--- Data for the task ---
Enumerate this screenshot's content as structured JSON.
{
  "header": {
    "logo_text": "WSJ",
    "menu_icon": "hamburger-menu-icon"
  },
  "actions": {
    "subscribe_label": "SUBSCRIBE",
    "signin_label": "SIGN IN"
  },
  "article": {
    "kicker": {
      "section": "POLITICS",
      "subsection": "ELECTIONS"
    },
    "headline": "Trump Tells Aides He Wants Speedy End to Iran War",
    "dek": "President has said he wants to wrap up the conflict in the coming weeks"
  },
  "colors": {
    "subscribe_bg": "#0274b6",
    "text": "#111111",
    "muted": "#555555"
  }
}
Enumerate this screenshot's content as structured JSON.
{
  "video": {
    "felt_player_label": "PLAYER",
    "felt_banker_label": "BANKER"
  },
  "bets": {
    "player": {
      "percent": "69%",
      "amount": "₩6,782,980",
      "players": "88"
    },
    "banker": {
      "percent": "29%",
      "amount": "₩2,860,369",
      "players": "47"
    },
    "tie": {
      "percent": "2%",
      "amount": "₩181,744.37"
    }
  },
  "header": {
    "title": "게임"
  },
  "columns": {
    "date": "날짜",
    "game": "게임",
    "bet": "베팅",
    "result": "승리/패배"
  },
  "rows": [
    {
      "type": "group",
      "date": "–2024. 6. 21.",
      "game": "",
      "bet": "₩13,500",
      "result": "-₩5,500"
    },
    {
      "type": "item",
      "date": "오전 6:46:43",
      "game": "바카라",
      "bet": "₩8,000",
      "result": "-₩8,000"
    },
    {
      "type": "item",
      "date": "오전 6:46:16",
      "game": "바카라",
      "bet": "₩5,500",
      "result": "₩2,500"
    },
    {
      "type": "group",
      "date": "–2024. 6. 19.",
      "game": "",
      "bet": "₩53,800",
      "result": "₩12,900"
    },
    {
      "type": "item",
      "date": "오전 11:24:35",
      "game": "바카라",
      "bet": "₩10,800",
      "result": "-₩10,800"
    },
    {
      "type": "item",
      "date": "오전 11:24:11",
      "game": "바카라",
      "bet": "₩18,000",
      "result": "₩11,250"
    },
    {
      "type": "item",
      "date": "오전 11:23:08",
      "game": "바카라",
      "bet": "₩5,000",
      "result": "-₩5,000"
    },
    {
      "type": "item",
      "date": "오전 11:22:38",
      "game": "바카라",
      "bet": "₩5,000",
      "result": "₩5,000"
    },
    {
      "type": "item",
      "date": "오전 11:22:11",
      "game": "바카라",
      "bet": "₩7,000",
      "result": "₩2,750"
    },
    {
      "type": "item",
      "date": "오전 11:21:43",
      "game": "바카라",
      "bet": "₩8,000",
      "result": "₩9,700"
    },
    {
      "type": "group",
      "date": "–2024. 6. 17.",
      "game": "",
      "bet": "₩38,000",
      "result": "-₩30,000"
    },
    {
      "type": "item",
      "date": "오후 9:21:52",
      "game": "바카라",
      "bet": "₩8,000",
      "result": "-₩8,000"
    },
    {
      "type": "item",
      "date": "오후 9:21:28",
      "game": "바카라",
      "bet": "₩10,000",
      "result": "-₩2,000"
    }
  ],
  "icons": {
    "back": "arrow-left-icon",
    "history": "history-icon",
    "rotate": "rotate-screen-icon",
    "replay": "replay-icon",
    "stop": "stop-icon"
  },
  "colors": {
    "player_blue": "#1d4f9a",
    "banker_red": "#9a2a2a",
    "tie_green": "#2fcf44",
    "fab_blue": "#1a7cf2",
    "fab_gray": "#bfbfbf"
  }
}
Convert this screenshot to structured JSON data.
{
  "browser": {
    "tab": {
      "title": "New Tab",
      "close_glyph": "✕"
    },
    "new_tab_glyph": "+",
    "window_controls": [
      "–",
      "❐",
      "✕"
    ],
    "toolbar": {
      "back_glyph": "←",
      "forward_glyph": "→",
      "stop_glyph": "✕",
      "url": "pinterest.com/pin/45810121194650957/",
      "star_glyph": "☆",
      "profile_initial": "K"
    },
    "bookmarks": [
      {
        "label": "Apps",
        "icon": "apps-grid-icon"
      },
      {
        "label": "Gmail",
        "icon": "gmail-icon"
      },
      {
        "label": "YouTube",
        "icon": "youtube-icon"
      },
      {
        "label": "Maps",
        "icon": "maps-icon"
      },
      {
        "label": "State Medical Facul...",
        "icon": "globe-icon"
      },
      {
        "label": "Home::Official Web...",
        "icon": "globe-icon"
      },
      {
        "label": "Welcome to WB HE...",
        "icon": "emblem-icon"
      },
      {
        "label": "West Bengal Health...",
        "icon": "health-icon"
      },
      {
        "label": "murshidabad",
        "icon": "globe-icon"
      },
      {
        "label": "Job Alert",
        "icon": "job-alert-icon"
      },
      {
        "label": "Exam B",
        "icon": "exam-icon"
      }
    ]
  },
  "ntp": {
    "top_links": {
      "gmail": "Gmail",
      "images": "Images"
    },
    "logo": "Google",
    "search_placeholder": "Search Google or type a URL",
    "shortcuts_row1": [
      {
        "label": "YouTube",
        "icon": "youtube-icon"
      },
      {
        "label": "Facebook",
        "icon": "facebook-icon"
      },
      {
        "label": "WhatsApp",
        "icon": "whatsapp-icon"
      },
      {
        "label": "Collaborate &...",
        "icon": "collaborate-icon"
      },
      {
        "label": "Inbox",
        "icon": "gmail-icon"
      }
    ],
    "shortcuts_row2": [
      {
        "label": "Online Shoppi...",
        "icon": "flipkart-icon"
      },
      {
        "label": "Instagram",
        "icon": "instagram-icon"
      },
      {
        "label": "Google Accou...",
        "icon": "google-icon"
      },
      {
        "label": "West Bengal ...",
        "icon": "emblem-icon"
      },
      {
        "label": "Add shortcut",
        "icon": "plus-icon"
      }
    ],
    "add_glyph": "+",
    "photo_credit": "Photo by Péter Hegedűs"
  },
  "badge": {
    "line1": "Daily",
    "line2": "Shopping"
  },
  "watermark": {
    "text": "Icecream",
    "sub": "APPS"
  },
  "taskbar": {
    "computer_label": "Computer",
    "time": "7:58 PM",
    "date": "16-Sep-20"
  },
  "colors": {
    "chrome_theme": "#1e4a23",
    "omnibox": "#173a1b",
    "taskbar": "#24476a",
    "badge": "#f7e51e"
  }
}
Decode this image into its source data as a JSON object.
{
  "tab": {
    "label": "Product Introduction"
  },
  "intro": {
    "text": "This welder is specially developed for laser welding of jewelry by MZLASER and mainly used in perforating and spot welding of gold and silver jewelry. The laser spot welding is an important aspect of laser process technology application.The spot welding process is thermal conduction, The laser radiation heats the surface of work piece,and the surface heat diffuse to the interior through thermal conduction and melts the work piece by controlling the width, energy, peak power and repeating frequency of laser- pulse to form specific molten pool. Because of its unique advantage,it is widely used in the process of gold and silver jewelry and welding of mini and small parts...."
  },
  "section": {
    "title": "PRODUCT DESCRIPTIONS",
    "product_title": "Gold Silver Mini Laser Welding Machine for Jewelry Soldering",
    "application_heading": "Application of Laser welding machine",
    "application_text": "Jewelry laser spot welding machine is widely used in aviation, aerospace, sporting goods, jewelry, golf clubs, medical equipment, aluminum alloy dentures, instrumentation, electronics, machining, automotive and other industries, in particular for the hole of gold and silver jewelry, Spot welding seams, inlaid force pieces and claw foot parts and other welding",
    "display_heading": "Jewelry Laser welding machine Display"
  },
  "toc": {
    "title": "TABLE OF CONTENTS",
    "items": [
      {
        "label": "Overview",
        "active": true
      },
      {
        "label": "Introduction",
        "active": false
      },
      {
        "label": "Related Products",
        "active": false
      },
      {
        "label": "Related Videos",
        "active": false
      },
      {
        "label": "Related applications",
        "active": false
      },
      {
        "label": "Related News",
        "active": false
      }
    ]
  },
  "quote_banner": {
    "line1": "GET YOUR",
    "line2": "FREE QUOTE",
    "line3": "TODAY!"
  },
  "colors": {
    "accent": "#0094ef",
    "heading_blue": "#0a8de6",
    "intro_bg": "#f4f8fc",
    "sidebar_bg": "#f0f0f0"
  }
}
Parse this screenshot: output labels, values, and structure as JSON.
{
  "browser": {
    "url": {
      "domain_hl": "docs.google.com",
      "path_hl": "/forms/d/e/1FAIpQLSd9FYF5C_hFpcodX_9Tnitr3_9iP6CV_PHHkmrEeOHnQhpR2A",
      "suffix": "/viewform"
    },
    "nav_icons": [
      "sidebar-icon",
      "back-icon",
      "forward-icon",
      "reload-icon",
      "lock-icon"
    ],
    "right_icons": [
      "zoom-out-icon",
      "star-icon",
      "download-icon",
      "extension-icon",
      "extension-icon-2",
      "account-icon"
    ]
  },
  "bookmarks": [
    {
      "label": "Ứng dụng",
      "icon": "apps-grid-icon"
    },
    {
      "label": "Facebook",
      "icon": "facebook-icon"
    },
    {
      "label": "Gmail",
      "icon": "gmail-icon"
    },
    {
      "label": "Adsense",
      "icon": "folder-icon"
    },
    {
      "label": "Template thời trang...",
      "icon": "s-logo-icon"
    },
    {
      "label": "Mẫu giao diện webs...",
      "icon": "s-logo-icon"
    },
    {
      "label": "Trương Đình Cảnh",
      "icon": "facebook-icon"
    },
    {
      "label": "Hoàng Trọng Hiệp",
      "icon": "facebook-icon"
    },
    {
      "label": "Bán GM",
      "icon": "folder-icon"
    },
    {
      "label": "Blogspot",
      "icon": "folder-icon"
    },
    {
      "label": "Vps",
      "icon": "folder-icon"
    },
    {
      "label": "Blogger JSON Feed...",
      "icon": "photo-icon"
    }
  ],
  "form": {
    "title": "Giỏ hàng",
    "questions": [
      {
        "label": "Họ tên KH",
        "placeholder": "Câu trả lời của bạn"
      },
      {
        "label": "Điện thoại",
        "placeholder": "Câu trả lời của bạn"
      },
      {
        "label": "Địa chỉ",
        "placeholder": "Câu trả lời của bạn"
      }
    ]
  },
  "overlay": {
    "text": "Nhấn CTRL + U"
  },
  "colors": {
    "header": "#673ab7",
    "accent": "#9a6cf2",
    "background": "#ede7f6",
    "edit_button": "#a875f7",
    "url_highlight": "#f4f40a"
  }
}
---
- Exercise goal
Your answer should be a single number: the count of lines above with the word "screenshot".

- Response for this exercise
4